### Extracted entries

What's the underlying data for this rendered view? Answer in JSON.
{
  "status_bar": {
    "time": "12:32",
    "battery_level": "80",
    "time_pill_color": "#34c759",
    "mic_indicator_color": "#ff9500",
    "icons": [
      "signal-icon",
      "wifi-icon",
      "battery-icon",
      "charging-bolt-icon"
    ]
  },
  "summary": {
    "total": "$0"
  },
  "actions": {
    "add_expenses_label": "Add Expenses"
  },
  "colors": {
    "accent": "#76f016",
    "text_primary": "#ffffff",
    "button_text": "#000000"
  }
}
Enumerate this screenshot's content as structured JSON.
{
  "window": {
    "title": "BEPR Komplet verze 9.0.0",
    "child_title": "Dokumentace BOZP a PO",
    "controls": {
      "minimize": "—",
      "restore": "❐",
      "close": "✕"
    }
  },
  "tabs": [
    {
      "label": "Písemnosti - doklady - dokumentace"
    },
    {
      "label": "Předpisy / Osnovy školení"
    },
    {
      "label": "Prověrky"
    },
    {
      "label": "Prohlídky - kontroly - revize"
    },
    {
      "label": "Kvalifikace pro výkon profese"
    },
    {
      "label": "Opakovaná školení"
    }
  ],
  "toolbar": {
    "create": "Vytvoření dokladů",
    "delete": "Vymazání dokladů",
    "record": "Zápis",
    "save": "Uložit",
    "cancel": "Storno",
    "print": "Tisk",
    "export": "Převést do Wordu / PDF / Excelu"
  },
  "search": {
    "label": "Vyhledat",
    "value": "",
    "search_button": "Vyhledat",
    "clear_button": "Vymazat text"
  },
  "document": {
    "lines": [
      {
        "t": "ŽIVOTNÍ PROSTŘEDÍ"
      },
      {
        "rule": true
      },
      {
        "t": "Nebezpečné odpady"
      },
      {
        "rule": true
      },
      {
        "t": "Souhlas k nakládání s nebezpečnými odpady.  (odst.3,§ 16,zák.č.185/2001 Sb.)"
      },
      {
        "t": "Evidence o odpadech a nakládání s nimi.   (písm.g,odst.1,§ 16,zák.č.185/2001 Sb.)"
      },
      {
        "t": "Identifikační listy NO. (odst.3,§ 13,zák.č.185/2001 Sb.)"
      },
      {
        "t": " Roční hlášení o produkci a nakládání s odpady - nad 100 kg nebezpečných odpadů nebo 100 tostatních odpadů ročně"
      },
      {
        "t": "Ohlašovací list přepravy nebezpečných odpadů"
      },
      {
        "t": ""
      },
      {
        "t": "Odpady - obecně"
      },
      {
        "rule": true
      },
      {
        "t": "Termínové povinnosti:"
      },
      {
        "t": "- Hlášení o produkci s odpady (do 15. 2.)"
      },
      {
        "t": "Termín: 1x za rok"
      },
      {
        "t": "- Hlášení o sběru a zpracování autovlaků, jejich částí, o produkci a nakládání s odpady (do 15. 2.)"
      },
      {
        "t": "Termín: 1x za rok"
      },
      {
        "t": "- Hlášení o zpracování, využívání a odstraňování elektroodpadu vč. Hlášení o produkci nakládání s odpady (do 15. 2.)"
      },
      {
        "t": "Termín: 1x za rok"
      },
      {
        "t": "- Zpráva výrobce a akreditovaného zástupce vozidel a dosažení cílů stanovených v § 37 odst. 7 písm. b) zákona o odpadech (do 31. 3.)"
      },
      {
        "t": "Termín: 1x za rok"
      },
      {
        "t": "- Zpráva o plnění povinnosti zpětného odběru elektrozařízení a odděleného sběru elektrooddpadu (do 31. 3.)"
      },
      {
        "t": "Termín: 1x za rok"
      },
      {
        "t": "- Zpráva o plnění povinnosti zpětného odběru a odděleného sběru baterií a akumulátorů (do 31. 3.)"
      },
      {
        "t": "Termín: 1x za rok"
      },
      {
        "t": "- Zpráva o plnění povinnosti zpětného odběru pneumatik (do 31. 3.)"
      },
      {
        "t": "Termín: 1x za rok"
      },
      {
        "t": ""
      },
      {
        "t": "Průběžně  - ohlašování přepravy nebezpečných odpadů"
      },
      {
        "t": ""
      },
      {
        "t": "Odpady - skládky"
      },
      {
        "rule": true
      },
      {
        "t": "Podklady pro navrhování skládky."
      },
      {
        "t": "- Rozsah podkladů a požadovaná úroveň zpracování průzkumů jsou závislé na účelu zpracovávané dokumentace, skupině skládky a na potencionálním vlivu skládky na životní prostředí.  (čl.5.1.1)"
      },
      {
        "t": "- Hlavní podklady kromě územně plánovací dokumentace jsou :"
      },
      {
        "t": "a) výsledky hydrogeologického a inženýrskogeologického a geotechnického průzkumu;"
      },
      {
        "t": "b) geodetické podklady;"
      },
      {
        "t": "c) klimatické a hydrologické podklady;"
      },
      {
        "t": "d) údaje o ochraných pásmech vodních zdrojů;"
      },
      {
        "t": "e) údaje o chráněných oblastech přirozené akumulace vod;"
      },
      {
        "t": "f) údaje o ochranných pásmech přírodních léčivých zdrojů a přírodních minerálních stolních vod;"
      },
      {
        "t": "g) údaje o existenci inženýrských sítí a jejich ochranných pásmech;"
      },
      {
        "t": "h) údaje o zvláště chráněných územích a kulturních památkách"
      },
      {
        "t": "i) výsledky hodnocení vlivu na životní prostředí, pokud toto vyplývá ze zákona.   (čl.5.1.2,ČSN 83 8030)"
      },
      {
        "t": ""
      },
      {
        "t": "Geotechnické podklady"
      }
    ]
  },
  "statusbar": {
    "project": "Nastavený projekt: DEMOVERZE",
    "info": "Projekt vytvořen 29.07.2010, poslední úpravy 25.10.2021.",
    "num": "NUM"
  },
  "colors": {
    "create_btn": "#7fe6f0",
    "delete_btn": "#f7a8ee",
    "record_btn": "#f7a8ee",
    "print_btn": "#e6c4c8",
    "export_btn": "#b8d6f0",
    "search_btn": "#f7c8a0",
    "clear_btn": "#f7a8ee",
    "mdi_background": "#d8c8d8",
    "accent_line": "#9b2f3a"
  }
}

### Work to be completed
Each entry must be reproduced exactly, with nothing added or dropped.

### Your response
What's the underlying data for this rendered view? Answer in JSON.
{
  "status_bar": {
    "time": "12:32",
    "battery_level": "80",
    "time_pill_color": "#34c759",
    "mic_indicator_color": "#ff9500",
    "icons": [
      "signal-icon",
      "wifi-icon",
      "battery-icon",
      "charging-bolt-icon"
    ]
  },
  "summary": {
    "total": "$0"
  },
  "actions": {
    "add_expenses_label": "Add Expenses"
  },
  "colors": {
    "accent": "#76f016",
    "text_primary": "#ffffff",
    "button_text": "#000000"
  }
}
Enumerate this screenshot's content as structured JSON.
{
  "window": {
    "title": "BEPR Komplet verze 9.0.0",
    "child_title": "Dokumentace BOZP a PO",
    "controls": {
      "minimize": "—",
      "restore": "❐",
      "close": "✕"
    }
  },
  "tabs": [
    {
      "label": "Písemnosti - doklady - dokumentace"
    },
    {
      "label": "Předpisy / Osnovy školení"
    },
    {
      "label": "Prověrky"
    },
    {
      "label": "Prohlídky - kontroly - revize"
    },
    {
      "label": "Kvalifikace pro výkon profese"
    },
    {
      "label": "Opakovaná školení"
    }
  ],
  "toolbar": {
    "create": "Vytvoření dokladů",
    "delete": "Vymazání dokladů",
    "record": "Zápis",
    "save": "Uložit",
    "cancel": "Storno",
    "print": "Tisk",
    "export": "Převést do Wordu / PDF / Excelu"
  },
  "search": {
    "label": "Vyhledat",
    "value": "",
    "search_button": "Vyhledat",
    "clear_button": "Vymazat text"
  },
  "document": {
    "lines": [
      {
        "t": "ŽIVOTNÍ PROSTŘEDÍ"
      },
      {
        "rule": true
      },
      {
        "t": "Nebezpečné odpady"
      },
      {
        "rule": true
      },
      {
        "t": "Souhlas k nakládání s nebezpečnými odpady.  (odst.3,§ 16,zák.č.185/2001 Sb.)"
      },
      {
        "t": "Evidence o odpadech a nakládání s nimi.   (písm.g,odst.1,§ 16,zák.č.185/2001 Sb.)"
      },
      {
        "t": "Identifikační listy NO. (odst.3,§ 13,zák.č.185/2001 Sb.)"
      },
      {
        "t": " Roční hlášení o produkci a nakládání s odpady - nad 100 kg nebezpečných odpadů nebo 100 tostatních odpadů ročně"
      },
      {
        "t": "Ohlašovací list přepravy nebezpečných odpadů"
      },
      {
        "t": ""
      },
      {
        "t": "Odpady - obecně"
      },
      {
        "rule": true
      },
      {
        "t": "Termínové povinnosti:"
      },
      {
        "t": "- Hlášení o produkci s odpady (do 15. 2.)"
      },
      {
        "t": "Termín: 1x za rok"
      },
      {
        "t": "- Hlášení o sběru a zpracování autovlaků, jejich částí, o produkci a nakládání s odpady (do 15. 2.)"
      },
      {
        "t": "Termín: 1x za rok"
      },
      {
        "t": "- Hlášení o zpracování, využívání a odstraňování elektroodpadu vč. Hlášení o produkci nakládání s odpady (do 15. 2.)"
      },
      {
        "t": "Termín: 1x za rok"
      },
      {
        "t": "- Zpráva výrobce a akreditovaného zástupce vozidel a dosažení cílů stanovených v § 37 odst. 7 písm. b) zákona o odpadech (do 31. 3.)"
      },
      {
        "t": "Termín: 1x za rok"
      },
      {
        "t": "- Zpráva o plnění povinnosti zpětného odběru elektrozařízení a odděleného sběru elektrooddpadu (do 31. 3.)"
      },
      {
        "t": "Termín: 1x za rok"
      },
      {
        "t": "- Zpráva o plnění povinnosti zpětného odběru a odděleného sběru baterií a akumulátorů (do 31. 3.)"
      },
      {
        "t": "Termín: 1x za rok"
      },
      {
        "t": "- Zpráva o plnění povinnosti zpětného odběru pneumatik (do 31. 3.)"
      },
      {
        "t": "Termín: 1x za rok"
      },
      {
        "t": ""
      },
      {
        "t": "Průběžně  - ohlašování přepravy nebezpečných odpadů"
      },
      {
        "t": ""
      },
      {
        "t": "Odpady - skládky"
      },
      {
        "rule": true
      },
      {
        "t": "Podklady pro navrhování skládky."
      },
      {
        "t": "- Rozsah podkladů a požadovaná úroveň zpracování průzkumů jsou závislé na účelu zpracovávané dokumentace, skupině skládky a na potencionálním vlivu skládky na životní prostředí.  (čl.5.1.1)"
      },
      {
        "t": "- Hlavní podklady kromě územně plánovací dokumentace jsou :"
      },
      {
        "t": "a) výsledky hydrogeologického a inženýrskogeologického a geotechnického průzkumu;"
      },
      {
        "t": "b) geodetické podklady;"
      },
      {
        "t": "c) klimatické a hydrologické podklady;"
      },
      {
        "t": "d) údaje o ochraných pásmech vodních zdrojů;"
      },
      {
        "t": "e) údaje o chráněných oblastech přirozené akumulace vod;"
      },
      {
        "t": "f) údaje o ochranných pásmech přírodních léčivých zdrojů a přírodních minerálních stolních vod;"
      },
      {
        "t": "g) údaje o existenci inženýrských sítí a jejich ochranných pásmech;"
      },
      {
        "t": "h) údaje o zvláště chráněných územích a kulturních památkách"
      },
      {
        "t": "i) výsledky hodnocení vlivu na životní prostředí, pokud toto vyplývá ze zákona.   (čl.5.1.2,ČSN 83 8030)"
      },
      {
        "t": ""
      },
      {
        "t": "Geotechnické podklady"
      }
    ]
  },
  "statusbar": {
    "project": "Nastavený projekt: DEMOVERZE",
    "info": "Projekt vytvořen 29.07.2010, poslední úpravy 25.10.2021.",
    "num": "NUM"
  },
  "colors": {
    "create_btn": "#7fe6f0",
    "delete_btn": "#f7a8ee",
    "record_btn": "#f7a8ee",
    "print_btn": "#e6c4c8",
    "export_btn": "#b8d6f0",
    "search_btn": "#f7c8a0",
    "clear_btn": "#f7a8ee",
    "mdi_background": "#d8c8d8",
    "accent_line": "#9b2f3a"
  }
}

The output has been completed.